The prediction has been made in a study that also investigated the immediate danger possibly happen due to Tsunami and its impacts on Pakistan and India. It has been forecasted by the researchers that the Makran subduction zone will experience a 9-magnitude earthquake which would eventually cause a Tsunami in the Arabian Sea.
It has been advised to Pakistan and India to be aware of this impending threat while preparing for the hazard control and prevention.
The Karachi Nuclear Power Plant (KANUPP) in Pakistan is situated along the Arabian coastline, which produces 90 Mega-Watt electricity to the national grid.
The power generation capacity of KANUPP will increase with the completion of KANUPP-II in 2021, and KANUPP-III in 2022. Both the upcoming projects will increase the power generation capacity by 2200 MW. After the addition, KANUPP is assumed to be contributing 10% to the total power generation capacity of Pakistan.
Similarly, India has Tarapur Atomic Power Station (TAPS) and Kaiga Atomic Power Station (KAPS) along the Arabian coastline, which produces 1400 and 860MW of power respectively.
The reason why Nuclear Power Plants are installed along the coastline is that the plentiful seawater can be consumed in cooling the power plants.
The Director at Liu Institute of Global Issues, University of British Columbia, M.V. Ramana said that it is inevitable to save the power plants from any kind of accidents, many internal causes are involved, however, harms caused by natural disasters are severe and sometimes results in disabling the safety systems of power plants.
He further said that the construction of Nuclear Power Plants in the areas vulnerable to natural disasters is problematic.
In order to protect the nuclear reactors against such natural calamities, the building of high sea walls will help to provide protection. However, the cost will be increased heavily and the power plants will become less cost-efficient as compared to the other sources of power generation.
The disastrous Asian Tsunami killed over 250,000 people in Indonesia, Sri Lanka, and Thailand.
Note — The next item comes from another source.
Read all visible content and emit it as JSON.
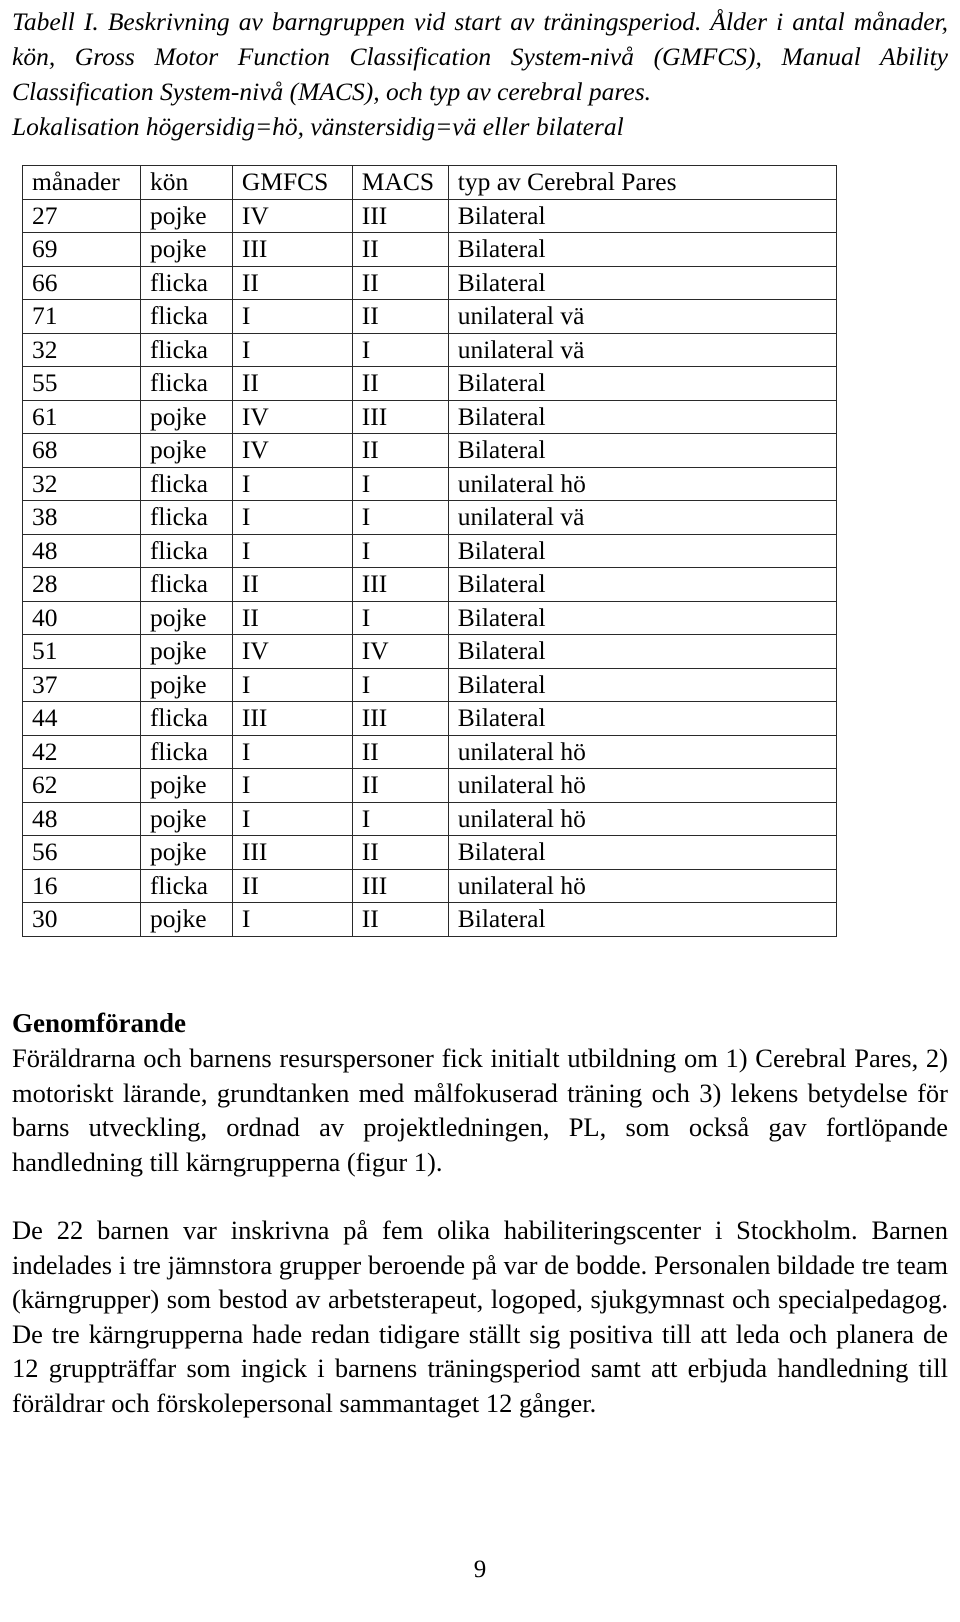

The Tsunami was originated in the Andaman-Sumatra region in the larger Indian Ocean in 2004. In the same year, Madras Atomic Power Station (MAPS) situated in Tamil Nadu underwent a great loss due to overburden during Tsunami.